Alcoholics Anonymous (AA) is a fellowship of men and women who share their experience, strength, and hope with each other that they may solve their common problem and help others to recover from alcoholism.
The only requirement for membership is a desire to stop drinking. There are no dues or fees for AA membership; we are self-supporting through our own contributions.
AA is not allied with any sect, denomination, politics, organization, or institution; does not wish to engage in any controversy; neither endorses nor opposes any causes.
Our primary purpose is to stay sober and help other alcoholics achieve sobriety.
Daily Reflections December 1
Our Twelfth Step also says that as a result of practicing all the Steps, we have each found something called a spiritual awakening. . . . A.A.’s manner of making ready to receive this gift lies in the practice of the Twelve Steps in our program.TWELVE STEPS AND TWELVE TRADITIONS, pp. 106-07
The Steps are like the chute at your local airport: there’s no way around them.
You’ll be safer if you just go ahead and jump in with both feet because this whole program is designed for people who want recovery; it can’t help anyone else besides themselves until they’re ready to change!
The Twelve Steps are “suggested” in the same way that a parachute is to save your life. If you want to have a successful recovery, it’s important that you incorporate these steps into your day-to-day routine and treatment plan.
It may be difficult at first because of how much they change our understanding of ourselves and what we need from others, but if we commit to them, they can help us lead happier lives free from addiction.

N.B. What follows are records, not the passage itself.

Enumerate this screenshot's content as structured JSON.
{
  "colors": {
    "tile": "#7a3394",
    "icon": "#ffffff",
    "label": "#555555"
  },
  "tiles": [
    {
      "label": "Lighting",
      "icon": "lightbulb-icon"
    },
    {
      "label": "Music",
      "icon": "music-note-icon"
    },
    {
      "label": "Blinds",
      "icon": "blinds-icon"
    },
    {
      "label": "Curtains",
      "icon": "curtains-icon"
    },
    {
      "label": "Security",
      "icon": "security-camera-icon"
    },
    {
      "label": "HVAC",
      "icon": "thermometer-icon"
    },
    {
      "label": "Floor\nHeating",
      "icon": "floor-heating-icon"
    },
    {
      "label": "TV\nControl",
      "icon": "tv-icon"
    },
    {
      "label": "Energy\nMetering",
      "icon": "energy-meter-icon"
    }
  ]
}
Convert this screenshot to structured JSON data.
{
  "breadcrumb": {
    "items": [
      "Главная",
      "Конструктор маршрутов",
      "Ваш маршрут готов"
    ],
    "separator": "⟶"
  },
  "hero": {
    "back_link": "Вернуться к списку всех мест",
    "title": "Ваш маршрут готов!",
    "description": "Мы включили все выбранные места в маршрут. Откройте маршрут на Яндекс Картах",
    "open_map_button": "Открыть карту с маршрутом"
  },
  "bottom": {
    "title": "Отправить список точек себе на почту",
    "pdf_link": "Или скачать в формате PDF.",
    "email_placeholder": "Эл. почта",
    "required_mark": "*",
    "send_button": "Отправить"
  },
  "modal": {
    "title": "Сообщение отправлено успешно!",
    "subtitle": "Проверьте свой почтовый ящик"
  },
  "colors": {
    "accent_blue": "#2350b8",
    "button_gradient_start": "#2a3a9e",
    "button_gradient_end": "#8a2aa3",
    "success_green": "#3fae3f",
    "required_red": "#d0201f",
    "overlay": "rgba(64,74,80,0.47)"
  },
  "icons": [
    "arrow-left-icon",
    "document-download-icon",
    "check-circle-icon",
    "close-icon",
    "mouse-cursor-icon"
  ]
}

Do any of these twelve suggestions resonate with you? What do you think about using this program for recovery?